The dozens of glass jars, hanging in tidy rows from shelves and the ceiling, spoke to the meticulous and organized nature that enabled him to accurately recreate traditional Bahamian vessels. The historic nautical memorabilia displayed in a glass case demonstrated the pride he took in his seafaring ancestors. And the shop sign, fashioned from marbles, revealed the sense of playfulness he never lost.
The first time I visited Vert in the workshop, he went into the house and brought out photos of his children, grandchildren and his late wife, Cynthia. He told me how they had met, and about their lives together and how much he had loved her.
He also told me about my own ancestors – my grandparents, Lionel and Lurey (Curry) Albury, and my great-grandparents, Herman and May (Gates) Curry. I never met Pa Herman, and by the time I came along, Ma May was in her sixties, so it was a treat to hear tales of them in their younger years.
Whenever I saw Vertrum and asked how he was doing, his blue eyes would sparkle and he’d say, “Much better for having seen you!” He always had a hug and kiss for me. (I had to smile at his funeral, as every single woman who knew him related exactly the same story.)
No doubt Vertrum’s family – his siblings, Iva, Alton and Leonard, his children, Ray, Trina and Johnny, his grandchildren, Stacey, Lisa, Raenell, Heather and Johnny Jr. and their families – will miss him, and Tom and I send our love and deepest condolences to them all.
But really, Vertrum was “Pa Vert” or “Uncle Vert” to almost everyone on this island. We’ll all miss his hugs, his kisses and his stories. We’ll miss seeing him perched on his golf cart, feeding the seagulls and watching the sunset. Or sitting in the late-afternoon shade beside the former Holy Jumper church, overseeing the regular gathering of local fellows that I jokingly call the “four o’clock men’s meeting.”

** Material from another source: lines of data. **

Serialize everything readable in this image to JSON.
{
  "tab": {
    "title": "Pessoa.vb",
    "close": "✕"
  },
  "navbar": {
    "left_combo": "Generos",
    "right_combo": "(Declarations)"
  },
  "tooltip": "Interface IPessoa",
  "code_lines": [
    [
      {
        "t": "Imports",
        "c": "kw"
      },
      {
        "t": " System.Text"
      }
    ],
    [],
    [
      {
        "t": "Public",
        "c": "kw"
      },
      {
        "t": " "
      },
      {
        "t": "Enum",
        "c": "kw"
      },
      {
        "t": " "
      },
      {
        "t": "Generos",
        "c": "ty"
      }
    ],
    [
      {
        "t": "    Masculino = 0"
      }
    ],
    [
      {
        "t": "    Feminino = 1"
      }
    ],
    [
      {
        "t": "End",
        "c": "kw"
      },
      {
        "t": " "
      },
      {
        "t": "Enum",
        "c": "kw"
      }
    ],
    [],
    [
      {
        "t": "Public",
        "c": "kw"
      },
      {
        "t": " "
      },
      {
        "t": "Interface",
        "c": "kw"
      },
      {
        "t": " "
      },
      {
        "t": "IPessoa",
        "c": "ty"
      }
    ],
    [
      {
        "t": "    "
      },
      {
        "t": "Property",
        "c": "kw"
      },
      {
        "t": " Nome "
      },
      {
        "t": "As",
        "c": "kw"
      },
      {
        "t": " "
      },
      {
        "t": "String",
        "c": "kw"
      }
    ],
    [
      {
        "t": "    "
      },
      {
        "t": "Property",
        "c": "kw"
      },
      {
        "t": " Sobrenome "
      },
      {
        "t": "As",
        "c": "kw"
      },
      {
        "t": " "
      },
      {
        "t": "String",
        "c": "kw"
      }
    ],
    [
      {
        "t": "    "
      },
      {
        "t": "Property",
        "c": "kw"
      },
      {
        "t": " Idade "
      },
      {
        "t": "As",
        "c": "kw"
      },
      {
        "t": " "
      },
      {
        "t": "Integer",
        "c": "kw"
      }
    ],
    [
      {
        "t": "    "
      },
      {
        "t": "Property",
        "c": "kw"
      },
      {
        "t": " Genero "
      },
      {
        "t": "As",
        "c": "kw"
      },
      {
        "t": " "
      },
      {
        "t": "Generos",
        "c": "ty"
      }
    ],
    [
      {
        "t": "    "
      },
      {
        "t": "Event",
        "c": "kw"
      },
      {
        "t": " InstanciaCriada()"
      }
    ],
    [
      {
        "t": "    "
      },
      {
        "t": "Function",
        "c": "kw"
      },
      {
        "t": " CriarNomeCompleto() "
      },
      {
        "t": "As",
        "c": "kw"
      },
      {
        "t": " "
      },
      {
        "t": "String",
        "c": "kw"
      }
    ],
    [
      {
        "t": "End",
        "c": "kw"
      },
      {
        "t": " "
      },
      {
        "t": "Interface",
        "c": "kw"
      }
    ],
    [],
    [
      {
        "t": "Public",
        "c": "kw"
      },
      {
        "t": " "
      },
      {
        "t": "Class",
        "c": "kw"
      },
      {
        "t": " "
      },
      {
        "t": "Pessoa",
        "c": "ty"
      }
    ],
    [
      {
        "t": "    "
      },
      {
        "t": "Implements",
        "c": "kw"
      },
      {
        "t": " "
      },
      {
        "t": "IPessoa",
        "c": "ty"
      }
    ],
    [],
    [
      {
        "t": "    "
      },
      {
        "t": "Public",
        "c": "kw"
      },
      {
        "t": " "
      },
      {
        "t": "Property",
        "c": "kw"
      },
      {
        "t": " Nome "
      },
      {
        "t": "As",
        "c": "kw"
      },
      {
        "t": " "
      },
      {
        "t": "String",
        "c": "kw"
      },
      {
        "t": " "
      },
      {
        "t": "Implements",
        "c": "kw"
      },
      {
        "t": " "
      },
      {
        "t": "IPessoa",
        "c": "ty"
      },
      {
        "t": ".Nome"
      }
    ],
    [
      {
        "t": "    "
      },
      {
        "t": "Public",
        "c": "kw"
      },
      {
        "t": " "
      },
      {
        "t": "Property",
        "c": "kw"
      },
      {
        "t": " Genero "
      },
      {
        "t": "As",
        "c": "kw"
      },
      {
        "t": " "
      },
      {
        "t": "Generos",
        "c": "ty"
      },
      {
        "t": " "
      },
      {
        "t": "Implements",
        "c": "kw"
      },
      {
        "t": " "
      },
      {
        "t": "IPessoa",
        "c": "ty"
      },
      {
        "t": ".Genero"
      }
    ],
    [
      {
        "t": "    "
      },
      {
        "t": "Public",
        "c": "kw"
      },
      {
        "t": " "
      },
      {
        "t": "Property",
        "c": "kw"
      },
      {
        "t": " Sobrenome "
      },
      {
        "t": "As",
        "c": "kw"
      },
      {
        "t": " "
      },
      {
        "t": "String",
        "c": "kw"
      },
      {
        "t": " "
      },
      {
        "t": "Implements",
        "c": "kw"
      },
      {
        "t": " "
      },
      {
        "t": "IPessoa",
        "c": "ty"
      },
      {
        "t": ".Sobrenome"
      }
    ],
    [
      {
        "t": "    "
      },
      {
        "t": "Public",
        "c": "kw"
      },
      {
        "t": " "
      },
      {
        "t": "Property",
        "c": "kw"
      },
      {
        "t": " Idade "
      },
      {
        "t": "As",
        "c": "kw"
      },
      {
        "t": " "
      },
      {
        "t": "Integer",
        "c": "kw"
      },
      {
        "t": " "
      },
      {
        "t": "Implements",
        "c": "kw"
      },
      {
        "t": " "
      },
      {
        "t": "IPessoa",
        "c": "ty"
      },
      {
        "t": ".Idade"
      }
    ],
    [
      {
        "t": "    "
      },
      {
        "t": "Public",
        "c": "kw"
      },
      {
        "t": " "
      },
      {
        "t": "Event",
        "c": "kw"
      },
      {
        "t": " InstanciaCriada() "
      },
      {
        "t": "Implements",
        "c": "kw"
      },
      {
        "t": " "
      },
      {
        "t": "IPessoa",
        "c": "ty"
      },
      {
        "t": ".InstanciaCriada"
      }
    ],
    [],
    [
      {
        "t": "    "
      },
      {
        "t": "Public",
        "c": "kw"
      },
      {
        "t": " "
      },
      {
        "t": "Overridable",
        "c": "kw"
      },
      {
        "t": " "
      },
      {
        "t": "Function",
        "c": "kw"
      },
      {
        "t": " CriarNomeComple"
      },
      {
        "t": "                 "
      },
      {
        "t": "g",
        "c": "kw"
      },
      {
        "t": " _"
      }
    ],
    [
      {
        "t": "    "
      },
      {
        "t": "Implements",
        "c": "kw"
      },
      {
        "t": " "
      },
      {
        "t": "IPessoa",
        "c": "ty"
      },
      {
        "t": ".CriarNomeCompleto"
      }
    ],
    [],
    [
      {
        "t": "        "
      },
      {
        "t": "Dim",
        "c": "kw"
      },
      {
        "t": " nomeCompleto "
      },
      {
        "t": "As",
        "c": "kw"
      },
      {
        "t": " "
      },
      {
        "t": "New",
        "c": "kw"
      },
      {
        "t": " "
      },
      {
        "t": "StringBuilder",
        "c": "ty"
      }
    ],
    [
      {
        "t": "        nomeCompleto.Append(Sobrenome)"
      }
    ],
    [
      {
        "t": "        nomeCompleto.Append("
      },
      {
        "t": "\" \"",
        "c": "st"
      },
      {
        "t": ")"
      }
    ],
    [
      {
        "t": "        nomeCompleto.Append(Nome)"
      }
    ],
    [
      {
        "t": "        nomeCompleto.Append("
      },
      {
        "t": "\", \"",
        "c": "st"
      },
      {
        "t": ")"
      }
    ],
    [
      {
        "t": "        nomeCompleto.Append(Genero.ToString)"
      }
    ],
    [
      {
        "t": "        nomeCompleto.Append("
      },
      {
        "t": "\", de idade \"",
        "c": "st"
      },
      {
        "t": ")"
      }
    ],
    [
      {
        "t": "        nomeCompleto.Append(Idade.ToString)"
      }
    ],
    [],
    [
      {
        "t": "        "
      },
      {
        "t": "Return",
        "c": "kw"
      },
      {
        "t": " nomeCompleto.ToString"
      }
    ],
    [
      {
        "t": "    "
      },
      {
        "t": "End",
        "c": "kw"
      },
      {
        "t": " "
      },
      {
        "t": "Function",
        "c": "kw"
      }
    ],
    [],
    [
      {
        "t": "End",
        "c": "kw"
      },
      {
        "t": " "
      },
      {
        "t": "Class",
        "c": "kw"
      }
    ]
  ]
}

Vert was a Green Turtle treasure, and like the ripples on Settlement Creek, his loss will touch the entire Green Turtle Cay family.